Applying species distribution models to caves and other subterranean habitats

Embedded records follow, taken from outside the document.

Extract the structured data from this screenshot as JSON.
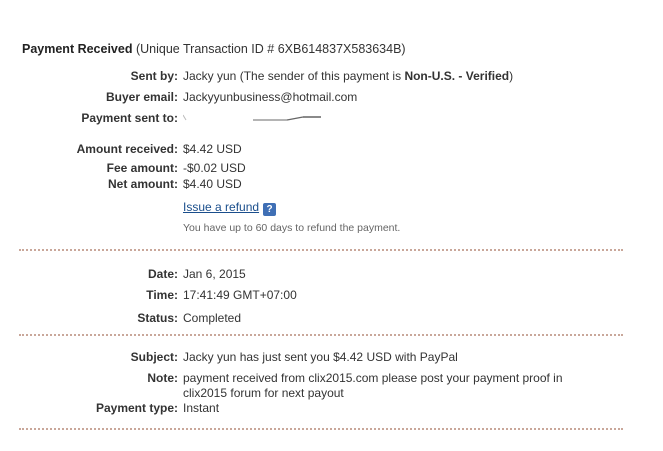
{
  "header": {
    "title_bold": "Payment Received",
    "title_rest": " (Unique Transaction ID # 6XB614837X583634B)"
  },
  "sender": {
    "label": "Sent by:",
    "name": "Jacky yun",
    "note_prefix": " (The sender of this payment is ",
    "status": "Non-U.S. - Verified",
    "note_suffix": ")"
  },
  "buyer_email": {
    "label": "Buyer email:",
    "value": "Jackyyunbusiness@hotmail.com"
  },
  "payment_sent_to": {
    "label": "Payment sent to:"
  },
  "amount_received": {
    "label": "Amount received:",
    "value": "$4.42 USD"
  },
  "fee_amount": {
    "label": "Fee amount:",
    "value": "-$0.02 USD"
  },
  "net_amount": {
    "label": "Net amount:",
    "value": "$4.40 USD"
  },
  "refund": {
    "link_label": "Issue a refund",
    "help_glyph": "?",
    "note": "You have up to 60 days to refund the payment."
  },
  "date": {
    "label": "Date:",
    "value": "Jan 6, 2015"
  },
  "time": {
    "label": "Time:",
    "value": "17:41:49 GMT+07:00"
  },
  "status": {
    "label": "Status:",
    "value": "Completed"
  },
  "subject": {
    "label": "Subject:",
    "value": "Jacky yun has just sent you $4.42 USD with PayPal"
  },
  "note": {
    "label": "Note:",
    "value": "payment received from clix2015.com please post your payment proof in clix2015 forum for next payout"
  },
  "payment_type": {
    "label": "Payment type:",
    "value": "Instant"
  },
  "colors": {
    "link": "#1a4e8c",
    "help_icon": "#3f6fb5",
    "divider": "#c9a79a"
  }
}
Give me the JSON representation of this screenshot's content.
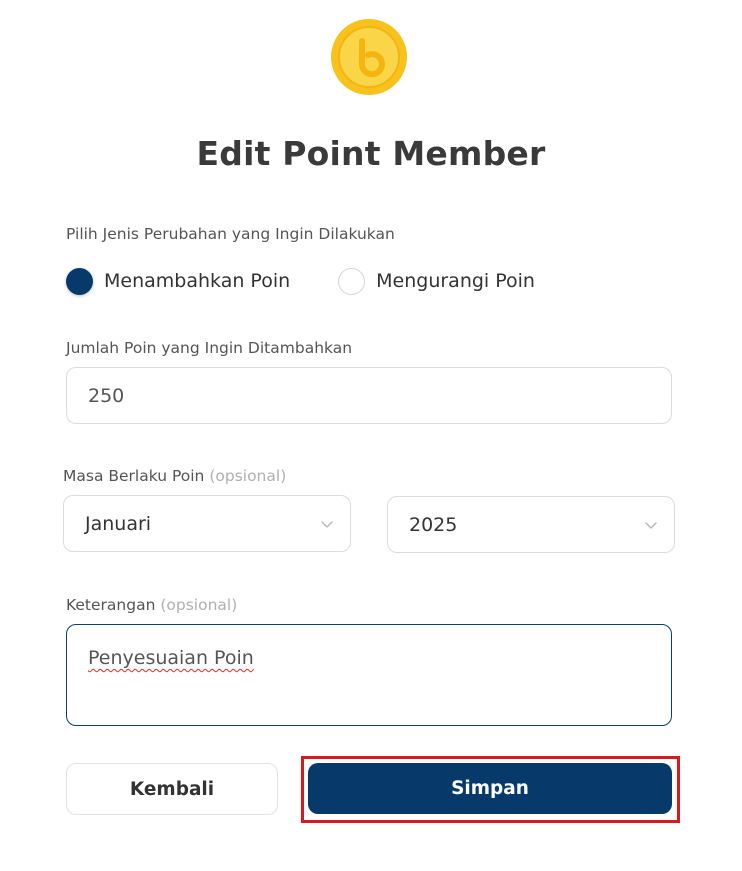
{
  "header": {
    "title": "Edit Point Member",
    "logo_icon": "coin-icon",
    "logo_colors": {
      "outer": "#F8C21C",
      "inner": "#FAD548",
      "symbol": "#F5B40E"
    }
  },
  "change_type": {
    "label": "Pilih Jenis Perubahan yang Ingin Dilakukan",
    "options": [
      {
        "label": "Menambahkan Poin",
        "checked": true
      },
      {
        "label": "Mengurangi Poin",
        "checked": false
      }
    ]
  },
  "amount": {
    "label": "Jumlah Poin yang Ingin Ditambahkan",
    "value": "250"
  },
  "validity": {
    "label": "Masa Berlaku Poin",
    "optional": "(opsional)",
    "month": "Januari",
    "year": "2025",
    "dropdown_icon": "chevron-down-icon"
  },
  "note": {
    "label": "Keterangan",
    "optional": "(opsional)",
    "value": "Penyesuaian Poin"
  },
  "actions": {
    "back_label": "Kembali",
    "save_label": "Simpan",
    "highlighted": "save"
  },
  "colors": {
    "primary": "#073A6B",
    "highlight": "#D71920"
  }
}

Over the last two decades there has been an exponential increase in the use of correlative species distribution models (SDMs) to address a variety of topics in ecology, biogeography, evolution, and conservation biology. Conversely, the use of these statistical methods to study the potential distribution of subterranean organisms has lagged behind, relative to their above‐ground (epigean) counterparts. The reason for this is possibly related to a number of peculiarities of subterranean systems, which pose important limits, but also opportunities, for these correlative models. The aim of this forum is to explore the caveats that need to be made when generalizing these statistical techniques to caves and other subterranean habitats. We focus on the typical bias in spatial datasets of cave‐dwelling species, and provide advice for selecting the model calibration area. In parallel, we discuss the potential use of different large scale surface variables to represent the subterranean condition. A more widespread adoption of these statistical techniques in subterranean biology is highly attractive and has great potential in broadening our knowledge on a variety of ecological topics, especially in the fields of climate change and biodiversity conservation. Their use would especially benefit the study of the biogeographic patterns of subterranean fauna and the impact of past and future climate change on subterranean ecosystems.